It was a little under thirty seconds later when the hail started pelting the windshield that I felt like a heartless monster again.


A golf ball sized piece of hail hit the hood of the car.

"We're not going back," I said aloud, more to assure myself than to remind Lorraine.

"That…that sounded like it left a dent," she remarked.

"We already got karmic credit just for considering going back."

"That sounded like it left a dent in steel, Delores." She sounded genuinely distressed.

"I don't care," I snarled, angry at the hail for making me feel guilty.

"Hail that left a dent in nineteen-sixties Detroit steel, Delores."

I growled and jerked the steering wheel. I didn't even tap the brakes to keep the car from doing donuts; I just slammed my foot against the gas and took my chances. "Alright! Fine! But this is the last time!"

The two and a half miles between the last U-turn and the Oldsmobile sped past and I slowed down just enough to be sure I wouldn't accidentally hit the poor guy when we finally found him again.

Instead of almost hitting the Oldsmobile, though, I almost crashed into a different vehicle altogether. I never thought in a million years I'd ever hear Lorraine scream the words, "Watch out for the Batmobile!"

My headlights, ever the enthusiasts of ironic humor, chose that precise moment to sputter back to life. I swerved with inches to spare, barely missing the Batmobile, the Oldsmobile and the Batman himself. He was wrestling the owner of the Oldsmobile—or, more likely, the thief of the Oldsmobile—to the ground. In a flash of recognition, I realized that the little man in the hat was the Mad Hatter, even as my car door ground against the guardrail that separated the highway from the steep drop-off that I hadn't even been able to tell was there, thanks to the dark and the rain.

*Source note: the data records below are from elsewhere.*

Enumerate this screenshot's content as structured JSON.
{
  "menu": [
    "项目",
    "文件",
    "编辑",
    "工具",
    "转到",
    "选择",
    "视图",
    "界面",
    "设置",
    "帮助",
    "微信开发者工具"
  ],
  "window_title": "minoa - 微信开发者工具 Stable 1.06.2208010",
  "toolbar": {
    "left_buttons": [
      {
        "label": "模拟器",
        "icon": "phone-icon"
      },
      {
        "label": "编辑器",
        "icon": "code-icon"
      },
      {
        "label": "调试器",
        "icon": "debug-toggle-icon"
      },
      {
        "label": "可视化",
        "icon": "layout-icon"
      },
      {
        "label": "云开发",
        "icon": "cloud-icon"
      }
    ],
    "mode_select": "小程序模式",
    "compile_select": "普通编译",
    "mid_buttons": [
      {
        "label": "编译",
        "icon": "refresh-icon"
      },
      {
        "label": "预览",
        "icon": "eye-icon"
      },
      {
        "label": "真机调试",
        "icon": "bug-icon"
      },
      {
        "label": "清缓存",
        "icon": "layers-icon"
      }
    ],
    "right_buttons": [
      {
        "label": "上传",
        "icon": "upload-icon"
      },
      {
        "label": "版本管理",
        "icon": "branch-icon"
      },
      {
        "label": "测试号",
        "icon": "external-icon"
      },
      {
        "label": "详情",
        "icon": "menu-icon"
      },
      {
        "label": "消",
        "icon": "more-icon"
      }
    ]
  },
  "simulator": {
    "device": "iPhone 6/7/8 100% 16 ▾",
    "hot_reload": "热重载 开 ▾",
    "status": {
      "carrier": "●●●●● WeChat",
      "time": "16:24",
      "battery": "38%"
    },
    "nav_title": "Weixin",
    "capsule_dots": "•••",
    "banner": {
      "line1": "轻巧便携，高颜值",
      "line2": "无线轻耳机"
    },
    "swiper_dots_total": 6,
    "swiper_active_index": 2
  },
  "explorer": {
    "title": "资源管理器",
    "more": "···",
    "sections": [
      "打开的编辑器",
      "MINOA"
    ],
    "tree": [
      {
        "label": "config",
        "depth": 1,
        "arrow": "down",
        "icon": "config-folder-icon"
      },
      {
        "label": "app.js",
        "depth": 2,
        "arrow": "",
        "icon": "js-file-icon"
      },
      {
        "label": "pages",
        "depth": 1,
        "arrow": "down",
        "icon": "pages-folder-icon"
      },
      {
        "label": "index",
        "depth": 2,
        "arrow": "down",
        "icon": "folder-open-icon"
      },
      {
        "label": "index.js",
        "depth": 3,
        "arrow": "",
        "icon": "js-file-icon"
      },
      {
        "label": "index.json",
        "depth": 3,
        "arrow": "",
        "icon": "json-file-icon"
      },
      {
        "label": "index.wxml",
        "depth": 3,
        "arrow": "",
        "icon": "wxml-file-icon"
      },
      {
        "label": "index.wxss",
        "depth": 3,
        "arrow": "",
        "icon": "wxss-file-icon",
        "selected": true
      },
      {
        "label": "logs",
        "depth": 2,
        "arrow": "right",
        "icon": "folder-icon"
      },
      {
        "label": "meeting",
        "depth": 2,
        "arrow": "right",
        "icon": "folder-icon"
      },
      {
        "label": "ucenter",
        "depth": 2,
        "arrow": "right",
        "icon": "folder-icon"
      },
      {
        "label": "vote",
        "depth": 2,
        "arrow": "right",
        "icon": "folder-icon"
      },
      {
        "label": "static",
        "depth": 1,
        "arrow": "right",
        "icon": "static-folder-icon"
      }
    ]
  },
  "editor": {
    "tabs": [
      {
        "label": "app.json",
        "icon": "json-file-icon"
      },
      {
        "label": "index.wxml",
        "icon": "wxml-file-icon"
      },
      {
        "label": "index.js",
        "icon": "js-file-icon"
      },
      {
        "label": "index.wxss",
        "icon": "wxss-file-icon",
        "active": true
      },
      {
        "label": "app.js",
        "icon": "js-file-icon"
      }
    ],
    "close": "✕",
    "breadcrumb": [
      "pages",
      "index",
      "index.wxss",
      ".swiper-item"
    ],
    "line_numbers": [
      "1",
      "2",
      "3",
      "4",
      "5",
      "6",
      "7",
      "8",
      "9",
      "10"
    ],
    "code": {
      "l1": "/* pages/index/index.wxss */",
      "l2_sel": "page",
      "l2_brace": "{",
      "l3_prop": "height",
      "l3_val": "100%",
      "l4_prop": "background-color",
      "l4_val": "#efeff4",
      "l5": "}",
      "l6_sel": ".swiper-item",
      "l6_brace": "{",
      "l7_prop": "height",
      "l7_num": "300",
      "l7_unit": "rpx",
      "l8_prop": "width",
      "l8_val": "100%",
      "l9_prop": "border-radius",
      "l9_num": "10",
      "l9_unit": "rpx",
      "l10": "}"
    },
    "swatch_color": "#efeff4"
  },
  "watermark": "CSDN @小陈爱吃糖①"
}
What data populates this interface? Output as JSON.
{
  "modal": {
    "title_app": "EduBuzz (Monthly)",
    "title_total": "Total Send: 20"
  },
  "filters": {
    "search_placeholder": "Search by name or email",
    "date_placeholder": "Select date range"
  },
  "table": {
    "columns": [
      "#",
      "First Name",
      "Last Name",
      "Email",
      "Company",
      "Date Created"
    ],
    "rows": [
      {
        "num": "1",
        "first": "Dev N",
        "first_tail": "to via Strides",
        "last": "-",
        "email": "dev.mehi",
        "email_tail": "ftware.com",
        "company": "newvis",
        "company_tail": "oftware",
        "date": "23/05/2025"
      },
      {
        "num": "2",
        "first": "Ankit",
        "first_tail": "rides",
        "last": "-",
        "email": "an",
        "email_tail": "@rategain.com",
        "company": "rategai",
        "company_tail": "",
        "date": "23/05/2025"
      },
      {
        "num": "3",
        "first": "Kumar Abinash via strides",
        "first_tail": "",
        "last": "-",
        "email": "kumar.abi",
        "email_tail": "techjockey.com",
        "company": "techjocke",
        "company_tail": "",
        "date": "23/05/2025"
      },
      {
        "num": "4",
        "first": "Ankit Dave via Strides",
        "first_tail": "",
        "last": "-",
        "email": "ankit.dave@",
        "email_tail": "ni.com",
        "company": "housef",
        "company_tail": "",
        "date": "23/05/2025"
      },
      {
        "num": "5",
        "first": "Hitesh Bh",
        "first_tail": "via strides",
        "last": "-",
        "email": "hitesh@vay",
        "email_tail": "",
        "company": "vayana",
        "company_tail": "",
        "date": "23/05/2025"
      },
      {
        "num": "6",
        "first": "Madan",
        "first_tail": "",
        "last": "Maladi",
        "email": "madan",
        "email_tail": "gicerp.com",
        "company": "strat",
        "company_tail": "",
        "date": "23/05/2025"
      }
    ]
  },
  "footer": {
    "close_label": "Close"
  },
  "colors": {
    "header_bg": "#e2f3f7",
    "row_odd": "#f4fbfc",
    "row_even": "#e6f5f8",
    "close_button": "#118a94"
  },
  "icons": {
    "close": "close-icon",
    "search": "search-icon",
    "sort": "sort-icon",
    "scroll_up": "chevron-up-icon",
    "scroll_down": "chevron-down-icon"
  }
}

Metal on metal sparked and the sound, like fingernails on a chalkboard, set my teeth on edge. It was over in seconds, but it felt like we were trapped on the shoulder next to the rail, squeezing past the other two cars for an hour. Once we were clear, I veered back onto the paved road. My chest ached and after a moment of panic during which I worried I might've been having a heart attack, I realized why: I'd stopped breathing. I gasped in a gulp of air, wheezed with the shock of it entering my lungs and then pulled over in the first parking lot we came across, a little over two miles later.

We sat there, not speaking, shivering and shaking from what had very nearly been a near-death experience.

At least three minutes passed this way, before I gulped noisily. "Are you okay?"

"I...whew," she flopped back against the seat and I thought for a second she might have swooned right into a faint, but she just let her eyes drift shut and continued, "I think so. Are you?"

I nodded a bit more vigorously than was necessary and, noticing that my knuckles were white, unclenched my hands from around the steering wheel. "I'm fine."

Lorraine nodded and that near omnipresent silence descended again.

When Lorraine started laughing hysterically, I looked over at her, wondering if she'd just cracked under the strain.

"Well," Lorraine managed to get out between the giggles bubbling up, "I was right."


Tears started streaming down her cheeks. "He wasn't wanted by the police."